Management is always built on an underlying (usually unspoken) view of human nature and the above examples express my attempt to illustrate how such a view co-creates our ideas of why phenomena emerge and how we should respond to them. If we deal with our colleagues based on the assumption that they are labile and necessarily must be controlled that obviously opens a different toolbox than if we view them as trusting and decent people. When mistrust is organised the need for control arises. Control is the expressed suspicion cast on the majority in protection against the individual deviant.

Thus management projects its own weaknesses onto the employees (and vice versa).
He who does not feel in complete control of himself experiences an increasing need to control others - or to put it differently...
I will lose respect and authority if I am seen to not have a handle on my responsibilities,
therefore I need to ensure that mistakes will not be made due to my lack of control of my employees/colleagues.

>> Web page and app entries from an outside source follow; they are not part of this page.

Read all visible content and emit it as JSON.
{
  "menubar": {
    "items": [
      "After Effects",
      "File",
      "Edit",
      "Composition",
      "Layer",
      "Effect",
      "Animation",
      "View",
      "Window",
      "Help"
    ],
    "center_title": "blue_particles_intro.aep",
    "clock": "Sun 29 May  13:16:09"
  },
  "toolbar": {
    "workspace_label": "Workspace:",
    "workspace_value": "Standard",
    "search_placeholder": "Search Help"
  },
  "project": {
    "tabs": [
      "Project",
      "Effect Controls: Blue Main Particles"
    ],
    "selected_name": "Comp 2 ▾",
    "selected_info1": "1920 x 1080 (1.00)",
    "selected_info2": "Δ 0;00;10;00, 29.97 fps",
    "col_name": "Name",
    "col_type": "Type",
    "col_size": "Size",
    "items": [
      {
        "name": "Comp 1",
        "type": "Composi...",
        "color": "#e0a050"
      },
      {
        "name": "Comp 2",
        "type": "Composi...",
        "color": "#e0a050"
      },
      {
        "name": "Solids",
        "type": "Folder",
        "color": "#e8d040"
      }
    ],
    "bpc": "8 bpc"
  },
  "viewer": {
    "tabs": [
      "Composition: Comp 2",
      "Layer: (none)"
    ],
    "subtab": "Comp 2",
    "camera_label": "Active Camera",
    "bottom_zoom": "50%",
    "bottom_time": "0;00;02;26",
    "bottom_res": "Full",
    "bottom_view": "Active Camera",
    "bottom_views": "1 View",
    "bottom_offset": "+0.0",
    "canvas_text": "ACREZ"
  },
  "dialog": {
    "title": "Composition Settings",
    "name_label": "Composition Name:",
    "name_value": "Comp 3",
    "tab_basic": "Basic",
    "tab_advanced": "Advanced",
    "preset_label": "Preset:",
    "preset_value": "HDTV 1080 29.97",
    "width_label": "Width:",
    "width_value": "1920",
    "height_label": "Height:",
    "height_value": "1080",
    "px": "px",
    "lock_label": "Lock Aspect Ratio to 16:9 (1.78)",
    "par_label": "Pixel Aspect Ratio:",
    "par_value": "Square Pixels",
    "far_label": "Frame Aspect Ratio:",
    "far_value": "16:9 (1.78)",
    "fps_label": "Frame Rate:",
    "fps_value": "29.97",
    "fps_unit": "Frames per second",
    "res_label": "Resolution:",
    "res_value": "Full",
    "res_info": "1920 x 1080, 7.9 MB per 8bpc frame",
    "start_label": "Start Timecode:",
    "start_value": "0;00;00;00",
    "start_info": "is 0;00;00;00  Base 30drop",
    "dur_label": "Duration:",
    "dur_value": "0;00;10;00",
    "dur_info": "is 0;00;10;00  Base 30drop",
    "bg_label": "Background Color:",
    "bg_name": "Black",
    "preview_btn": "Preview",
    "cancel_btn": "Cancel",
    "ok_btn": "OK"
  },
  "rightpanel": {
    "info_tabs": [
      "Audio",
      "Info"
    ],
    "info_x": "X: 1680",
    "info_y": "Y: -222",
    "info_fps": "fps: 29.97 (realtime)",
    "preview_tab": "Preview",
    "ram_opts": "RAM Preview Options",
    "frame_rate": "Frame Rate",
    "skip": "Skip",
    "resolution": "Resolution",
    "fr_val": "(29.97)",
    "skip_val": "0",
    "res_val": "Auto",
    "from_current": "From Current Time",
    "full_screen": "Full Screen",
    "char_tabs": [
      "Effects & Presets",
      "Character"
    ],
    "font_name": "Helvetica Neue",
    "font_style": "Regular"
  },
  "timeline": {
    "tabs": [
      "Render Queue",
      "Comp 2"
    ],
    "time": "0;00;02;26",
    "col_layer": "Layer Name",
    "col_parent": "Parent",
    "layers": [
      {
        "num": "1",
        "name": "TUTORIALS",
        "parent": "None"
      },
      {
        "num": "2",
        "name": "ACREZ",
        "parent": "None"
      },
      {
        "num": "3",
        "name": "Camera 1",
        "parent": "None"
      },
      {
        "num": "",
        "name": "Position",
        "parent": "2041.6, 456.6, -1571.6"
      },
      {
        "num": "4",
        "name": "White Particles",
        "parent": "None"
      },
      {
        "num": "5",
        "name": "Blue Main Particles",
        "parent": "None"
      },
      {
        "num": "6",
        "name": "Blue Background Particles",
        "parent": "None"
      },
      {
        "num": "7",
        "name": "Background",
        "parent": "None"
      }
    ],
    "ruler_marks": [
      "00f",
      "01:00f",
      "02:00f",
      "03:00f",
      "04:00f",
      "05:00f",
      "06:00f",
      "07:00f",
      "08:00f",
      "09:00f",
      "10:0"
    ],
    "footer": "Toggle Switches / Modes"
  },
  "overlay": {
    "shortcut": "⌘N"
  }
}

In a small survey on trust in the workplace at MMD (Master of Management Development) in the autumn of 2014 a clear majority of managers replied that they to a wide extent trusted their colleagues and employees. They also replied that they did not believe that their colleagues and employees trusted others to the same extent. The answers can thus be interpreted as the respondent managers trusting others, except that they mistrusted the trust of these others. The paradox is obvious.
 
Therefore companies and institutions in the name of trust (to ensure that we in future can trust the system) introduce control systems although we know that the more control we introduce, the greater the probability that mistakes will be made. The more entities that control the same conditions, the more superficial the quality of the control of the individual entity - because everyone relies on the certainty that there are many others who can help catch the error. When everyone thus trusts that someone else will catch the error, it is inevitable that isolated serious errors will happen, which in accordance with the prevailing logic (mistrust) leads to the introduction of further procedures and controls.

Thus trust in the most extraordinary way leads to mistrust and to control.

If we 'resolve' the paradox and free ourselves from the idea of the necessary control we find resources to invest in activities that will strengthen CBS' cohesion and advancement. It might even help strengthen the internal trust in each other and the future. Resolving a paradox is about taking responsibility and taking a risk that something unforeseen could happen. If we work with the paradoxes on trust we must abandon the illusion of control and the dream about 'order'. We create trust by showing trust. Control creates nothing.

That poses the natural question: "who is the we mentioned above?".
It is us. You and I and the two of us. It is colleagues, employees and managers in all our different capacities and positions. Creating community and developing a stronger trust-based culture cannot be orchestrated by a narrow management group or an active minority. It takes movement.
And the word move has at least three connotations:
Move can be 'the act of changing position'...
Moving can be 'to stir emotions' - and
Movement can be 'an organisation of people'.

Happy New Year!

The page was last edited by: Communications // 07/31/2018